And family…the hug machine cranks into overdrive. This is when I most often have to give in, because not hugging family you haven’t seen in a while is apparently offensive. Or something. I’m not really sure, because figuring out people is not my strong suit. hug__by_gotbob

I try to limit hug exposure by hanging back until everyone seems to have the hugs out of their systems, then slip into the group unobtrusively. With farewell hugs, the best strategy is to edge to the outer perimeter of the group, sidling toward the door or your car, and hope a friendly wave will do. (Spoiler alert: It almost never does.)

In addition to all the anxiety I have about leaving the house and the Direwolves, the conversations I’ll have to participate in, whether there will be any adult beverages to numb some of my neurological worry centers, if I’m dressed appropriately to blend in and not attract unwanted attention, if I’ll have to use someone’s bathroom (I have developed extraordinary bladder control to avoid this situation)…I don’t really want to have to factor in hug-avoidance. But failure to remain vigilant results in far too much person-to-person contact.

It’s not that I don’t care about all these huggy people. I do. I am happy to see them. I’m stressed about it, but I’m happy. I just don’t want people inside my safety-bubble.

I’m not a germophobe. My lackadaisical attitude toward household sanitation guarantees my immune system is regularly challenged by all manner of microscopic threats and is in top working order. My aversion to touching people isn’t due to fear of illness.
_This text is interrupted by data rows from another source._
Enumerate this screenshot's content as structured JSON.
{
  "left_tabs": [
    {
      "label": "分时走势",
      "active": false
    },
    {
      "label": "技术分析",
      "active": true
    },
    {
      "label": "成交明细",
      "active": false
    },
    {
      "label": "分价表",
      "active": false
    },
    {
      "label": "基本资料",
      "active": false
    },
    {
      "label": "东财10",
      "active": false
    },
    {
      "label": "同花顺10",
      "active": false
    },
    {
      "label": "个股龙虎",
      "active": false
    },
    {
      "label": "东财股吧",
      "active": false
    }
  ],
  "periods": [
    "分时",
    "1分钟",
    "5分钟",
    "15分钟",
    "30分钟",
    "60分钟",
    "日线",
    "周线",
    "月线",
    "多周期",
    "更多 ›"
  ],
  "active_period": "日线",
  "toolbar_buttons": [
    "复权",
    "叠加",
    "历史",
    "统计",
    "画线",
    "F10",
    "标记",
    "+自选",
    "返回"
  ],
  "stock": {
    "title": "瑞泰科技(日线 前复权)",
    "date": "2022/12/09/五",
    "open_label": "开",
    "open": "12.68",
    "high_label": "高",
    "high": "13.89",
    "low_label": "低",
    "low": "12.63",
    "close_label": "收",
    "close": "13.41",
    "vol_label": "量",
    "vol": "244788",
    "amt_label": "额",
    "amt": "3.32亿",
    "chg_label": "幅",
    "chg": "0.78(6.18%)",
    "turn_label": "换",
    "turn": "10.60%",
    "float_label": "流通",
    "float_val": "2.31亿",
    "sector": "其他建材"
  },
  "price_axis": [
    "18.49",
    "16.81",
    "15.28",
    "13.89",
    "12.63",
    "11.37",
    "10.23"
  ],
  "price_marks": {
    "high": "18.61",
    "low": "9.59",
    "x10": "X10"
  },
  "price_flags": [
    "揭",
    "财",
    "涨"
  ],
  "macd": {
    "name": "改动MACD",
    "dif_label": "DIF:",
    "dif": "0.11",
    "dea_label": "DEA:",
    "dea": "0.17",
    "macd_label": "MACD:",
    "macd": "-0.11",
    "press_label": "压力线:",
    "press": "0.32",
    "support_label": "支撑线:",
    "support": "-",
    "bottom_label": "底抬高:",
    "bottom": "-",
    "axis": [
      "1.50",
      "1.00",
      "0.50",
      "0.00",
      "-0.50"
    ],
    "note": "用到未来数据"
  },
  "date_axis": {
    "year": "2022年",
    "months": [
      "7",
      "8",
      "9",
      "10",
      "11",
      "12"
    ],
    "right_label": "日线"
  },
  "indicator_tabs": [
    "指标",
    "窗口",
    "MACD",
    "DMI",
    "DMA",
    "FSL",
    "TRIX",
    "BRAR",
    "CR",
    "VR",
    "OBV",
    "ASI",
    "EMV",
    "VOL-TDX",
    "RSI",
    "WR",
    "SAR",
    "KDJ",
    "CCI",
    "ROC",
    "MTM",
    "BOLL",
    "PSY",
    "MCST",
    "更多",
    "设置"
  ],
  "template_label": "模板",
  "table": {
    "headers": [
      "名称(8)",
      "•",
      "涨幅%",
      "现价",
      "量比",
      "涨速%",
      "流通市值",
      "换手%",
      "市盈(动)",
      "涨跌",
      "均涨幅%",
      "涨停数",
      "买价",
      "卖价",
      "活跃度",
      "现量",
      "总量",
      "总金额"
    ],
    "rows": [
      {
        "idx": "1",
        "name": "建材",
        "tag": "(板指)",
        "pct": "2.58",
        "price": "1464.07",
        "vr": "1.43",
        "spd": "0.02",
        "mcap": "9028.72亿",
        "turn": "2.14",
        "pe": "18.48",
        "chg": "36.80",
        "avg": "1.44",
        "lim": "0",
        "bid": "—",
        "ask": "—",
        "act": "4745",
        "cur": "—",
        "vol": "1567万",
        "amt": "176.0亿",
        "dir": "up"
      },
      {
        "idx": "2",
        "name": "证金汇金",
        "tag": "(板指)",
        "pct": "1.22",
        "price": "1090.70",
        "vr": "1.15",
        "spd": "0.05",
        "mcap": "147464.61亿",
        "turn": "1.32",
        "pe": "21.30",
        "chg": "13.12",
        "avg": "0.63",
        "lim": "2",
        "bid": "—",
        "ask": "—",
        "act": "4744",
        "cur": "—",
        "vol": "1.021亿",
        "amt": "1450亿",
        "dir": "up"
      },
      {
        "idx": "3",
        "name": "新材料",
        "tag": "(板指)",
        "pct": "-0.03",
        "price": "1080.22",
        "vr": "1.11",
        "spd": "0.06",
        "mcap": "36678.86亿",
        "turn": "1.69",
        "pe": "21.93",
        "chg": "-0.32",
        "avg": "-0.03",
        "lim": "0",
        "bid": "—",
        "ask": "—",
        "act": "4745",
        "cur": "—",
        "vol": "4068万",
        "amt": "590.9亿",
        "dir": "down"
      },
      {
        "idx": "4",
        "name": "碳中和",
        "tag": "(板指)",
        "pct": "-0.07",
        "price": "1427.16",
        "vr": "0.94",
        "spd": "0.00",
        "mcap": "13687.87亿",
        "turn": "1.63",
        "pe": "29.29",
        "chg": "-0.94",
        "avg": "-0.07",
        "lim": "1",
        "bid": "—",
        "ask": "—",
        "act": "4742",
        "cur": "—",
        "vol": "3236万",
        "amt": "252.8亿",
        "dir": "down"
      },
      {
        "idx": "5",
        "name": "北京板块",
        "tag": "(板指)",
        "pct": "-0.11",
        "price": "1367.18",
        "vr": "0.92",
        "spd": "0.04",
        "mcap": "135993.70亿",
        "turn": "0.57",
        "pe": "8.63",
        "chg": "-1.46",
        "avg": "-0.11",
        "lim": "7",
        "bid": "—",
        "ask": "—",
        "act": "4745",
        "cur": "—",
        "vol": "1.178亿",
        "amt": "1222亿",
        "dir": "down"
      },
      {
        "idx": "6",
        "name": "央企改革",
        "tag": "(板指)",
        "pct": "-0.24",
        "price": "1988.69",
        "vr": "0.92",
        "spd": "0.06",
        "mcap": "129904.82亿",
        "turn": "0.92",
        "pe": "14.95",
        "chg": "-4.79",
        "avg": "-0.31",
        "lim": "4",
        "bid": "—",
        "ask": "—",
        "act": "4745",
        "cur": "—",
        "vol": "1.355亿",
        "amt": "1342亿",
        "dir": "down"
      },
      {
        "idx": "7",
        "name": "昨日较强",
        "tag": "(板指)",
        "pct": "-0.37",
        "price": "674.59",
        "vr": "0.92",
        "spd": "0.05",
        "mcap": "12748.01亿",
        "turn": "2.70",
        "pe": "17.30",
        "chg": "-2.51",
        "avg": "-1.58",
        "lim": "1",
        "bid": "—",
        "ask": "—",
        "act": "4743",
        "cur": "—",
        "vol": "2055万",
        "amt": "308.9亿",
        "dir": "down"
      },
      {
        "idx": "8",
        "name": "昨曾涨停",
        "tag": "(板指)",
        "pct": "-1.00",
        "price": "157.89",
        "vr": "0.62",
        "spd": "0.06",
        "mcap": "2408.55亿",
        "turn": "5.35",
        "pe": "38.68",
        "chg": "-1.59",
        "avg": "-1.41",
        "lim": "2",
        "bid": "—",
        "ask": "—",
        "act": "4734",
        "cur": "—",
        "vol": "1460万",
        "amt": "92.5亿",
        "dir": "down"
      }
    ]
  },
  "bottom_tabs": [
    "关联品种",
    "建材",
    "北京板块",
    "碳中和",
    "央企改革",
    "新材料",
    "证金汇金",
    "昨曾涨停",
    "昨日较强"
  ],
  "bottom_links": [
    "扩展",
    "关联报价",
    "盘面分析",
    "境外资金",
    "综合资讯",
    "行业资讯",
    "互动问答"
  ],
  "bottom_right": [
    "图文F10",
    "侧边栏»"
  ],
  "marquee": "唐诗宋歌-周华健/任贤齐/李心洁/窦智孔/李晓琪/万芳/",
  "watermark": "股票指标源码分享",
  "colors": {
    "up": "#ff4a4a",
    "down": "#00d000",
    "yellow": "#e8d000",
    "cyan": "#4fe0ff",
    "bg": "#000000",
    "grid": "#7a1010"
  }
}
I just don’t like it, and I’m at an age where I’m about out of rats’ asses to give about whether I’m socially acceptable.

The struggle is real.